The Taiwan exchange traded fund could witness subdued appreciation next year as the Taiwanese government lowers its outlook due to a slowdown in exports.
The Taiwanese central bank is maintaining its benchmark rate for the 10th consecutive meeting after the government trimmed its economic forecast for the year to 1.74% from 2.31% earlier, pointing to a slower-than-expected 0.44% expansion in exports, Bloomberg reports.
“Taiwan’s inflation is still low, so there’s no need to raise the rate,” Raymond Yeung, an economist at Australia & New Zealand Banking Group Ltd., said in the article. “With export data softening lately, growth prospects look bumpy. Considering the balance between growth and inflation, maintaining the key rate is the best call.”
Exports comprised about 60% of Taiwan’s gross domestic product in the third quarter, declined in September and October year-over-year due to diminished demand from China, the island’s largest overseas market.
Taiwan and China have fostered closer relations, opening their borders to increased trade.

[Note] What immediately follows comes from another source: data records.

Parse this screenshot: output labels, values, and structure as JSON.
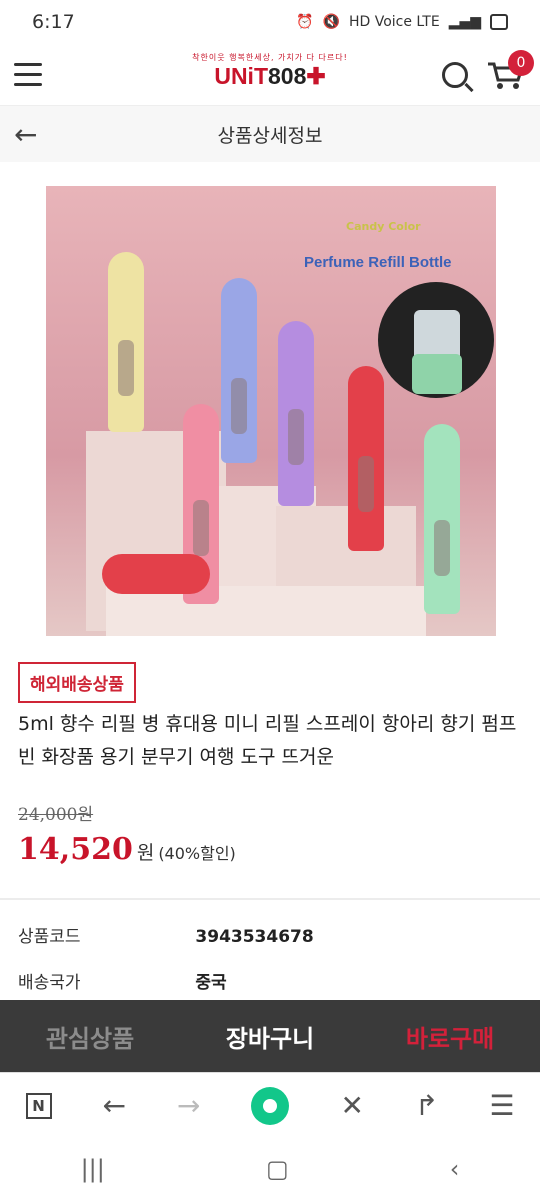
{
  "status_bar": {
    "time": "6:17",
    "icons_text": "HD Voice LTE"
  },
  "header": {
    "logo_tag": "착한이웃 행복한세상, 가치가 다 다르다!",
    "logo_main": "UNiT",
    "logo_num": "808",
    "cart_count": "0"
  },
  "subheader": {
    "title": "상품상세정보",
    "back_icon": "←"
  },
  "product_image": {
    "caption_small": "Candy Color",
    "caption_main": "Perfume Refill Bottle"
  },
  "product": {
    "badge": "해외배송상품",
    "title": "5ml 향수 리필 병 휴대용 미니 리필 스프레이 항아리 향기 펌프 빈 화장품 용기 분무기 여행 도구 뜨거운",
    "original_price": "24,000원",
    "sale_price": "14,520",
    "currency": "원",
    "discount": "(40%할인)"
  },
  "specs": [
    {
      "key": "상품코드",
      "value": "3943534678"
    },
    {
      "key": "배송국가",
      "value": "중국"
    }
  ],
  "action_bar": {
    "wishlist": "관심상품",
    "cart": "장바구니",
    "buy": "바로구매"
  },
  "browser_bar": {
    "n_label": "N"
  },
  "colors": {
    "brand": "#c8142a",
    "buy": "#d3213a",
    "bar_bg": "#3a3a3a"
  }
}
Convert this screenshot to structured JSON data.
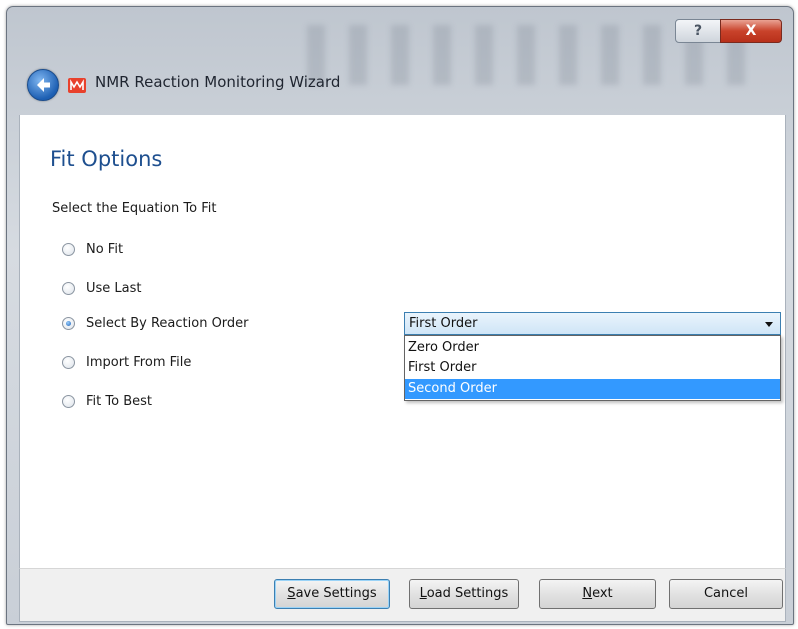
{
  "window": {
    "title": "NMR Reaction Monitoring Wizard",
    "help_glyph": "?",
    "close_glyph": "X"
  },
  "icons": {
    "back": "back-arrow-icon",
    "app": "mnova-app-icon"
  },
  "page": {
    "heading": "Fit Options",
    "subheading": "Select the Equation To Fit"
  },
  "fit_options": [
    {
      "label": "No Fit",
      "checked": false
    },
    {
      "label": "Use Last",
      "checked": false
    },
    {
      "label": "Select By Reaction Order",
      "checked": true
    },
    {
      "label": "Import From File",
      "checked": false
    },
    {
      "label": "Fit To Best",
      "checked": false
    }
  ],
  "reaction_order": {
    "selected": "First Order",
    "options": [
      "Zero Order",
      "First Order",
      "Second Order"
    ],
    "highlighted": "Second Order"
  },
  "buttons": {
    "save_settings_prefix": "S",
    "save_settings_rest": "ave Settings",
    "load_settings_prefix": "L",
    "load_settings_rest": "oad Settings",
    "next_prefix": "N",
    "next_rest": "ext",
    "cancel": "Cancel"
  },
  "colors": {
    "heading": "#1e4f8f",
    "selection": "#3399ff",
    "close_button": "#c9432b"
  }
}
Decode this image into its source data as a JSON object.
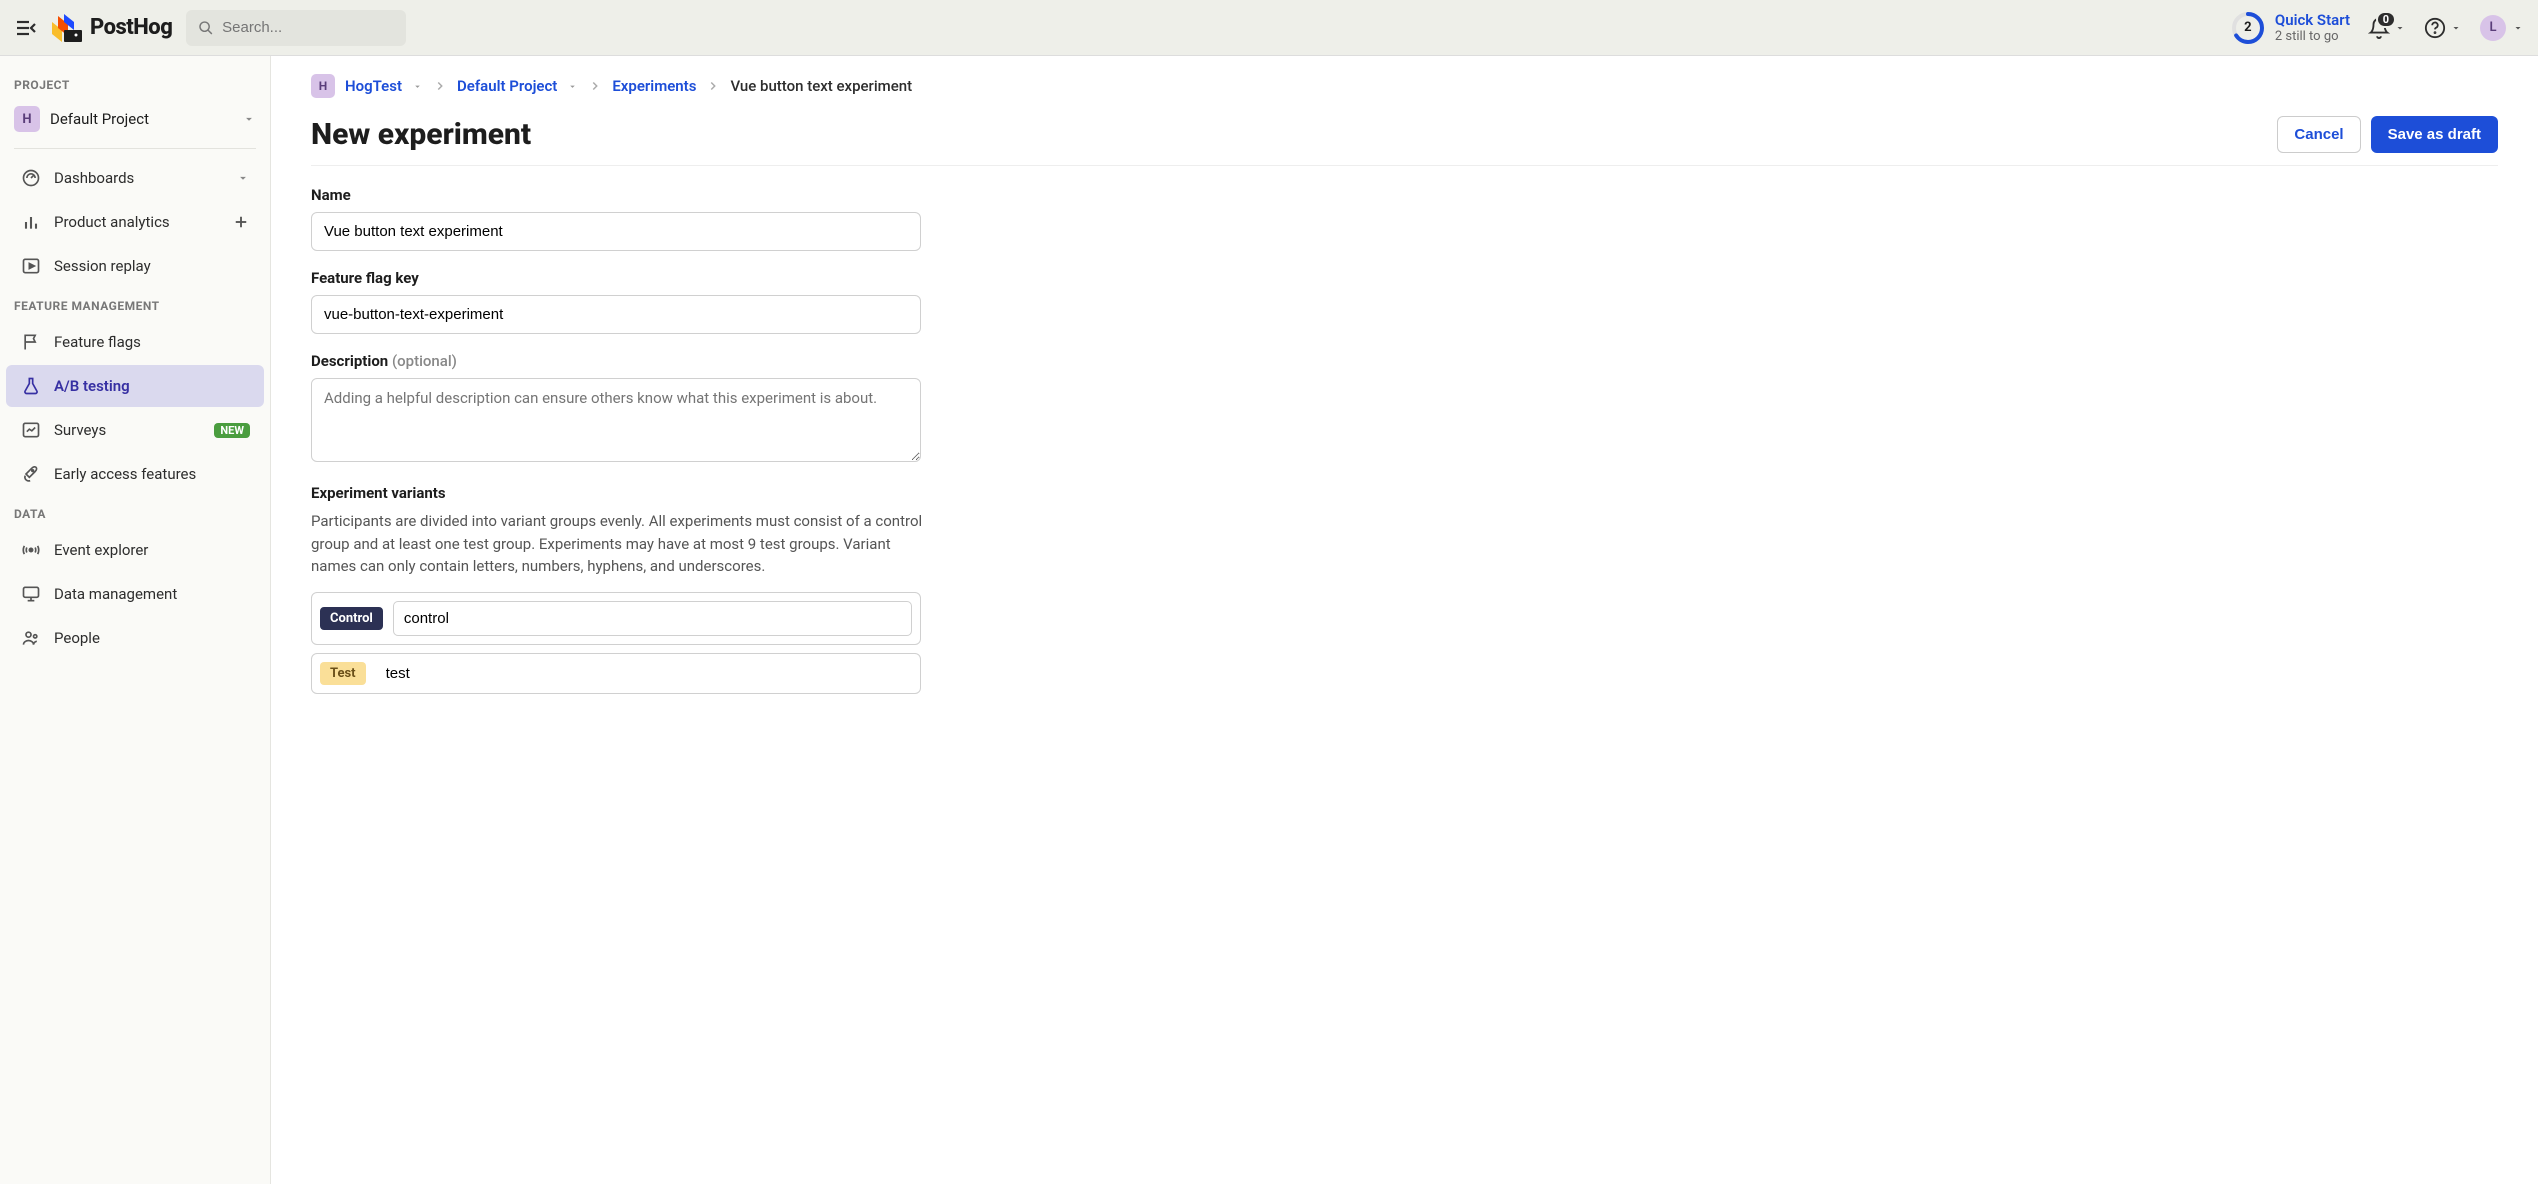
{
  "topbar": {
    "logo_text": "PostHog",
    "search_placeholder": "Search...",
    "quickstart": {
      "count": "2",
      "title": "Quick Start",
      "subtitle": "2 still to go"
    },
    "notif_count": "0",
    "avatar_initial": "L"
  },
  "sidebar": {
    "section_project": "PROJECT",
    "project": {
      "badge": "H",
      "name": "Default Project"
    },
    "items": [
      {
        "label": "Dashboards",
        "icon": "gauge",
        "trailing": "caret"
      },
      {
        "label": "Product analytics",
        "icon": "bars",
        "trailing": "plus"
      },
      {
        "label": "Session replay",
        "icon": "play",
        "trailing": ""
      }
    ],
    "section_feature": "FEATURE MANAGEMENT",
    "feature_items": [
      {
        "label": "Feature flags",
        "icon": "flag"
      },
      {
        "label": "A/B testing",
        "icon": "flask",
        "active": true
      },
      {
        "label": "Surveys",
        "icon": "chart",
        "badge": "NEW"
      },
      {
        "label": "Early access features",
        "icon": "rocket"
      }
    ],
    "section_data": "DATA",
    "data_items": [
      {
        "label": "Event explorer",
        "icon": "live"
      },
      {
        "label": "Data management",
        "icon": "monitor"
      },
      {
        "label": "People",
        "icon": "people"
      }
    ]
  },
  "breadcrumb": {
    "badge": "H",
    "org": "HogTest",
    "project": "Default Project",
    "section": "Experiments",
    "current": "Vue button text experiment"
  },
  "page": {
    "title": "New experiment",
    "cancel": "Cancel",
    "save": "Save as draft"
  },
  "form": {
    "name_label": "Name",
    "name_value": "Vue button text experiment",
    "flag_label": "Feature flag key",
    "flag_value": "vue-button-text-experiment",
    "desc_label": "Description",
    "desc_optional": "(optional)",
    "desc_placeholder": "Adding a helpful description can ensure others know what this experiment is about.",
    "variants_label": "Experiment variants",
    "variants_help": "Participants are divided into variant groups evenly. All experiments must consist of a control group and at least one test group. Experiments may have at most 9 test groups. Variant names can only contain letters, numbers, hyphens, and underscores.",
    "variants": [
      {
        "tag": "Control",
        "kind": "control",
        "value": "control"
      },
      {
        "tag": "Test",
        "kind": "test",
        "value": "test"
      }
    ]
  }
}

Marcella Chow, an economist at Bank of America Merrill Lynch, though, cautions that a failure to pass a pact opening services sectors between Taiwan and China could cap next year’s growth at 2.5%.
The statistics bureau projects the economy will expand 2.59% in 2014, lower than the previous 3.37% estimate.